News

The National Museum of the Royal Navy secures medals and log books of Captain Eric “Winkle” Brown for the nation

25 November 2016

The National Museum of the Royal Navy secures medals and log books of Captain Eric “Winkle” Brown for the nation

Statement from Professor Dominic Tweddle, Director General of The National Museum of the Royal Navy. November 25 2016

We are delighted to announce that The National Museum of the Royal Navy has been able to secure the medals and log books of Captain Eric “Winkle” Brown following the intervention of an incredibly generous donor. It is fair to say that Captain Brown was by many measures the Fleet Air Arm’s most significant pilot of the post-war period and we are thrilled and honoured to be able to class this collection as one of our own.

We can now preserve the record of innovation which is contained within Captain Brown’s log books which includes previously untapped information and display them for the world to see. The Fleet Air Arm Museum is the spiritual home of the service and a right and fitting place for the medals and logbook to be displayed at.

Captain Brown holds a world record for the most aircraft carrier take-offs – 2,407 and the most landings – 2,271, and on 3rd December 1945 became the first ever pilot to take off and land a jet aircraft – the Sea Vampire - on a carrier. He went on to make many contributions of wider significance to aviation history , using his Fleet Air Arm experience to fly a world record breaking 486 types of aircraft, and to test aircraft for other services and for allies.

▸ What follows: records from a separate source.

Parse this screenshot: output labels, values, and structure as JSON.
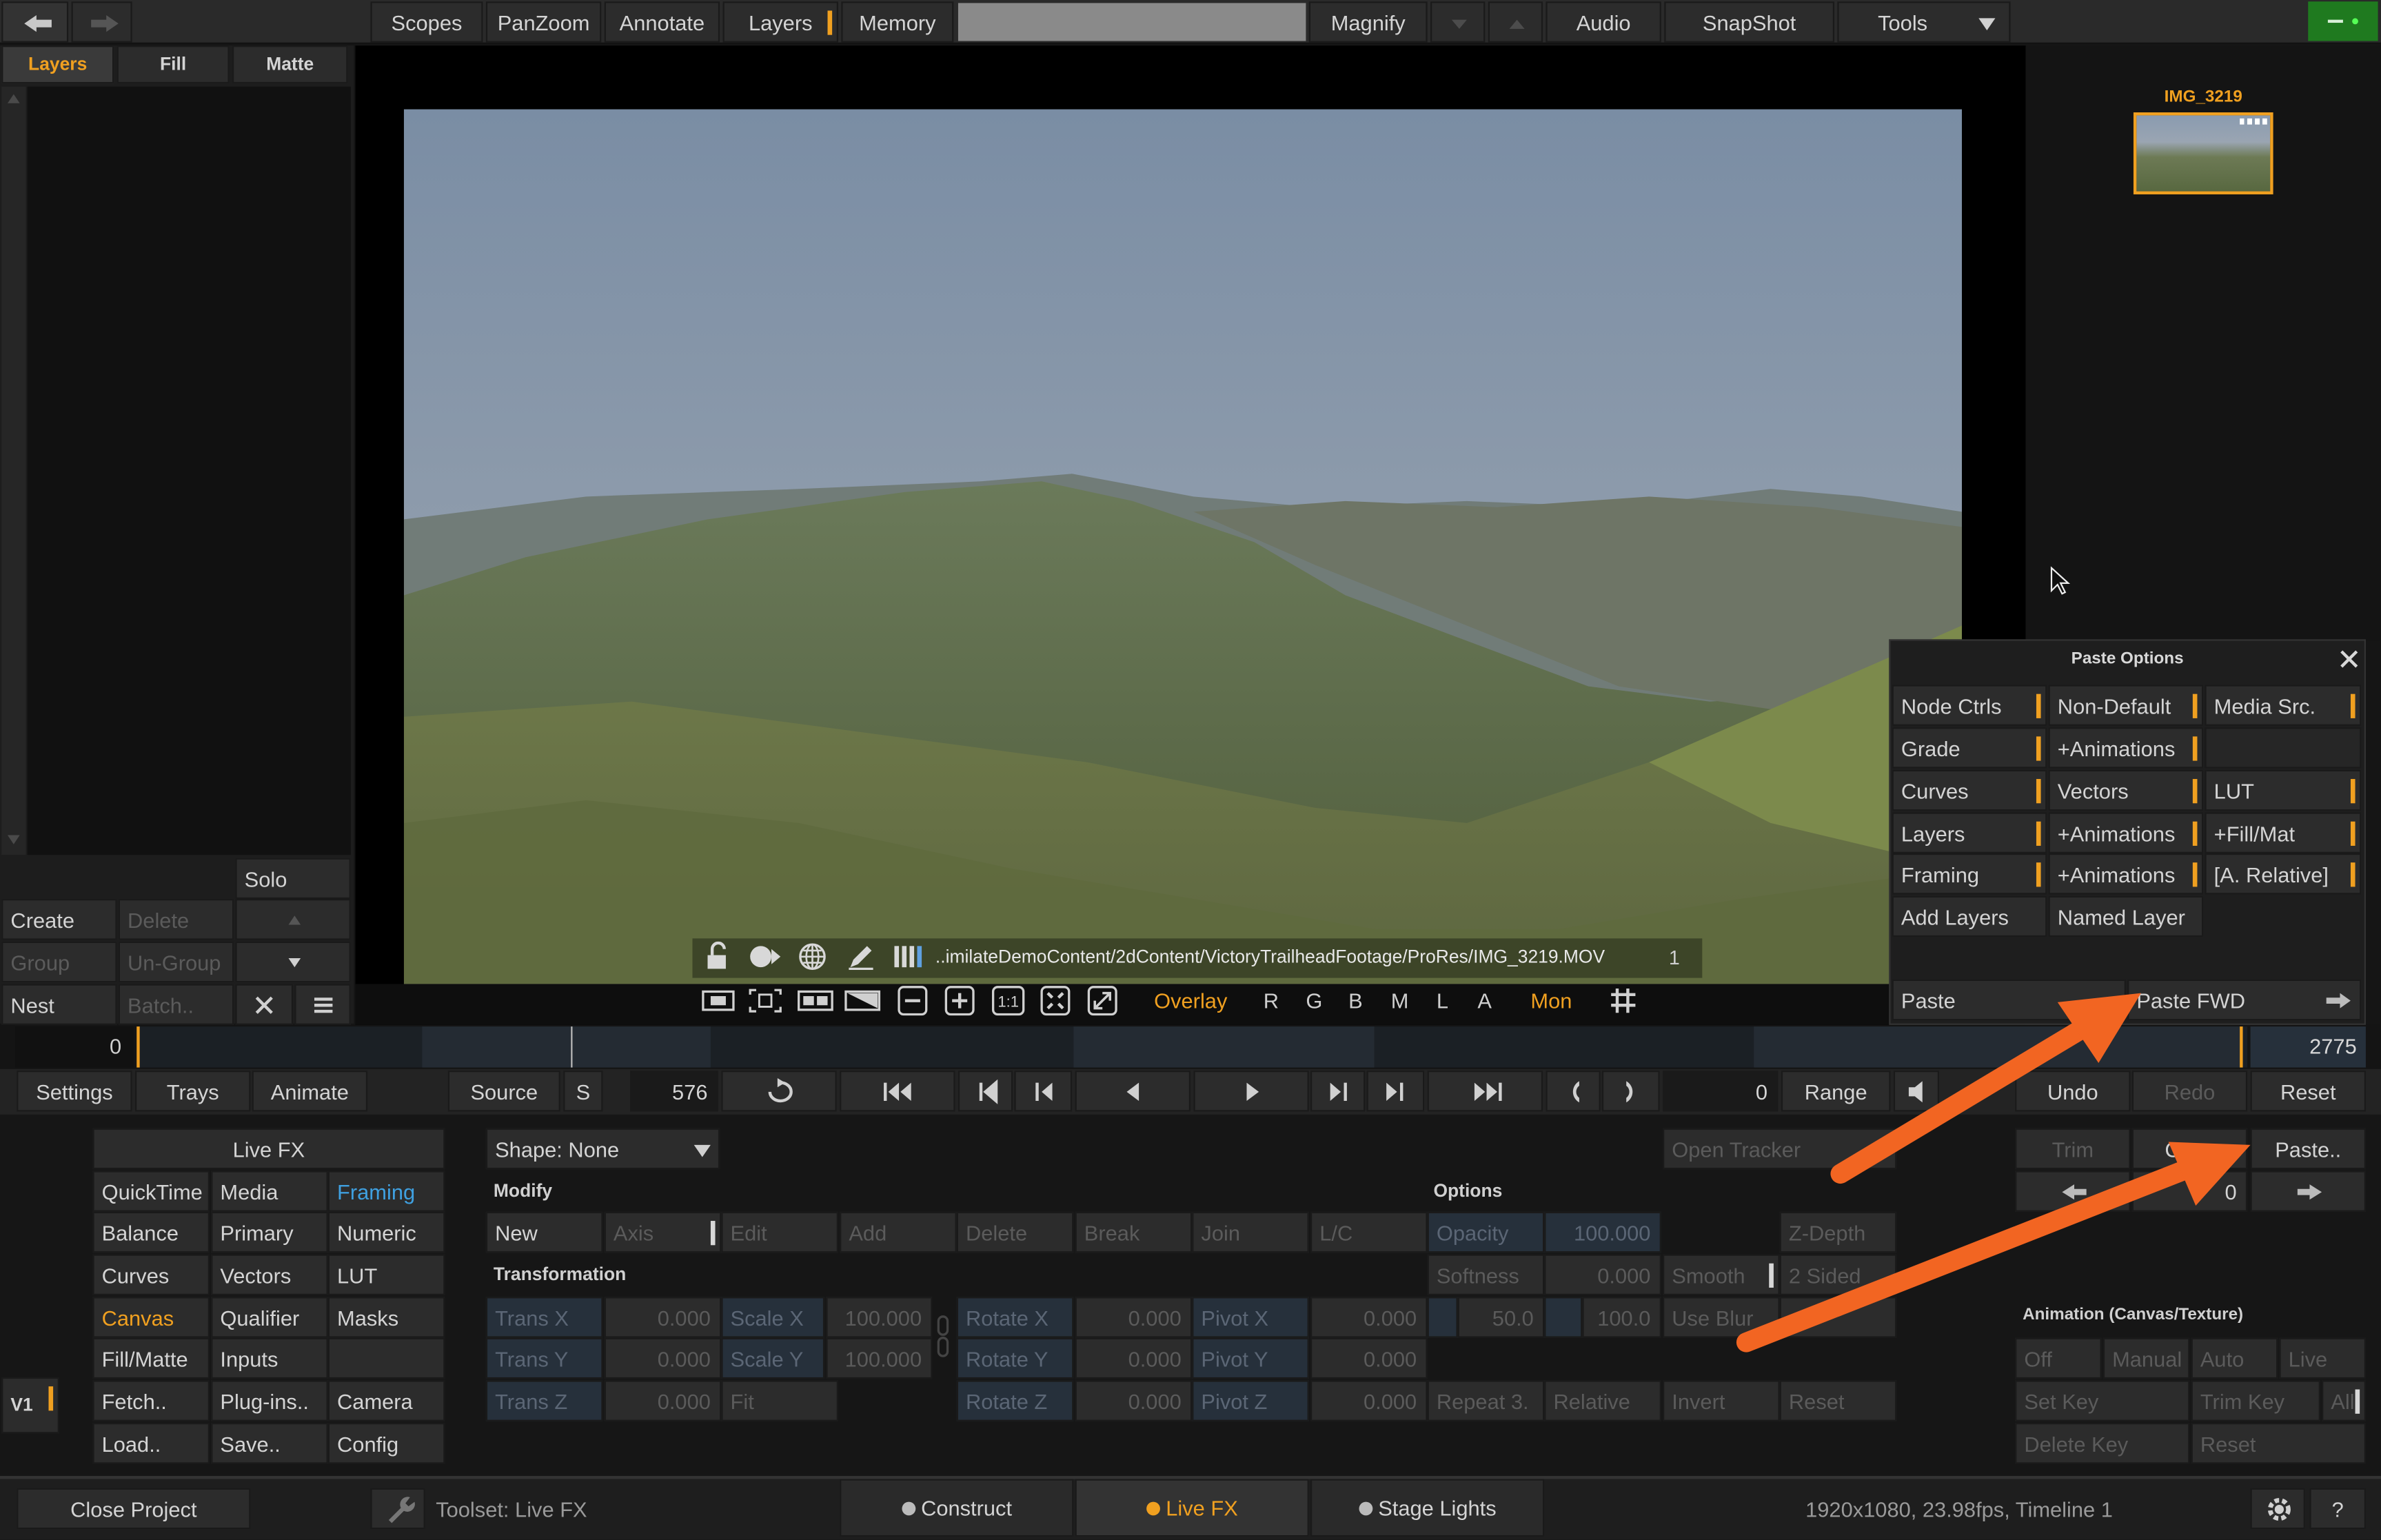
{
  "topbar": {
    "scopes": "Scopes",
    "panzoom": "PanZoom",
    "annotate": "Annotate",
    "layers": "Layers",
    "memory": "Memory",
    "magnify": "Magnify",
    "audio": "Audio",
    "snapshot": "SnapShot",
    "tools": "Tools"
  },
  "left_tabs": {
    "layers": "Layers",
    "fill": "Fill",
    "matte": "Matte"
  },
  "left_buttons": {
    "solo": "Solo",
    "create": "Create",
    "delete": "Delete",
    "group": "Group",
    "ungroup": "Un-Group",
    "nest": "Nest",
    "batch": "Batch.."
  },
  "thumbnail": {
    "label": "IMG_3219"
  },
  "viewer": {
    "file_path": "..imilateDemoContent/2dContent/VictoryTrailheadFootage/ProRes/IMG_3219.MOV",
    "frame_index": "1",
    "overlay": "Overlay",
    "channels": [
      "R",
      "G",
      "B",
      "M",
      "L",
      "A"
    ],
    "mon": "Mon"
  },
  "paste_options": {
    "title": "Paste Options",
    "rows": [
      [
        "Node Ctrls",
        "Non-Default",
        "Media Src."
      ],
      [
        "Grade",
        "+Animations",
        ""
      ],
      [
        "Curves",
        "Vectors",
        "LUT"
      ],
      [
        "Layers",
        "+Animations",
        "+Fill/Mat"
      ],
      [
        "Framing",
        "+Animations",
        "[A. Relative]"
      ],
      [
        "Add Layers",
        "Named Layer",
        ""
      ]
    ],
    "paste": "Paste",
    "paste_fwd": "Paste FWD"
  },
  "timeline": {
    "start": "0",
    "end": "2775"
  },
  "transport": {
    "settings": "Settings",
    "trays": "Trays",
    "animate": "Animate",
    "source": "Source",
    "s": "S",
    "frame": "576",
    "offset": "0",
    "range": "Range",
    "undo": "Undo",
    "redo": "Redo",
    "reset": "Reset"
  },
  "livefx_menu": {
    "title": "Live FX",
    "items": [
      [
        "QuickTime",
        "Media",
        "Framing"
      ],
      [
        "Balance",
        "Primary",
        "Numeric"
      ],
      [
        "Curves",
        "Vectors",
        "LUT"
      ],
      [
        "Canvas",
        "Qualifier",
        "Masks"
      ],
      [
        "Fill/Matte",
        "Inputs",
        ""
      ],
      [
        "Fetch..",
        "Plug-ins..",
        "Camera"
      ],
      [
        "Load..",
        "Save..",
        "Config"
      ]
    ]
  },
  "track": {
    "v1": "V1"
  },
  "shape": {
    "label": "Shape: None",
    "modify": "Modify",
    "transformation": "Transformation",
    "options": "Options",
    "open_tracker": "Open Tracker",
    "modify_buttons": [
      "New",
      "Axis",
      "Edit",
      "Add",
      "Delete",
      "Break",
      "Join",
      "L/C"
    ],
    "trans_x": "Trans X",
    "trans_x_val": "0.000",
    "trans_y": "Trans Y",
    "trans_y_val": "0.000",
    "trans_z": "Trans Z",
    "trans_z_val": "0.000",
    "scale_x": "Scale X",
    "scale_x_val": "100.000",
    "scale_y": "Scale Y",
    "scale_y_val": "100.000",
    "fit": "Fit",
    "rotate_x": "Rotate X",
    "rotate_x_val": "0.000",
    "rotate_y": "Rotate Y",
    "rotate_y_val": "0.000",
    "rotate_z": "Rotate Z",
    "rotate_z_val": "0.000",
    "pivot_x": "Pivot X",
    "pivot_x_val": "0.000",
    "pivot_y": "Pivot Y",
    "pivot_y_val": "0.000",
    "pivot_z": "Pivot Z",
    "pivot_z_val": "0.000",
    "opacity": "Opacity",
    "opacity_val": "100.000",
    "softness": "Softness",
    "softness_val": "0.000",
    "smooth": "Smooth",
    "two_sided": "2 Sided",
    "z_depth": "Z-Depth",
    "soft_a": "50.0",
    "soft_b": "100.0",
    "use_blur": "Use Blur",
    "repeat": "Repeat 3.",
    "relative": "Relative",
    "invert": "Invert",
    "reset": "Reset"
  },
  "right_panel": {
    "trim": "Trim",
    "copy": "Copy",
    "paste": "Paste..",
    "copy_val": "0",
    "animation_title": "Animation (Canvas/Texture)",
    "anim_row1": [
      "Off",
      "Manual",
      "Auto",
      "Live"
    ],
    "set_key": "Set Key",
    "trim_key": "Trim Key",
    "all": "All",
    "delete_key": "Delete Key",
    "reset": "Reset"
  },
  "bottombar": {
    "close_project": "Close Project",
    "toolset": "Toolset: Live FX",
    "construct": "Construct",
    "livefx": "Live FX",
    "stage_lights": "Stage Lights",
    "status": "1920x1080, 23.98fps, Timeline 1",
    "help": "?"
  },
  "colors": {
    "accent": "#f0a020",
    "arrow": "#f26522",
    "active_tab": "#f0a020",
    "framing_highlight": "#3fa0e0"
  }
}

The Fleet Air Arm Museum was fortunate to work with Captain Brown in the last decades of his life and have been able to mark and honour his contribution in a number of ways.
The Museum’s collections include the very Vampire Mk1 in which he completed his jet-powered flight, as well as the goggles and gloves which he wore during his tests; in 2015 Captain Brown himself unveiled a new bronze bust commissioned by the Museum which stands proudly in our galleries.

Just as importantly the Museum worked with him to record in detail the long span of his service to form a key part of the archive – which includes the nation’s most significant collection of naval pilots’ flying logs – of the Fleet Air Arm.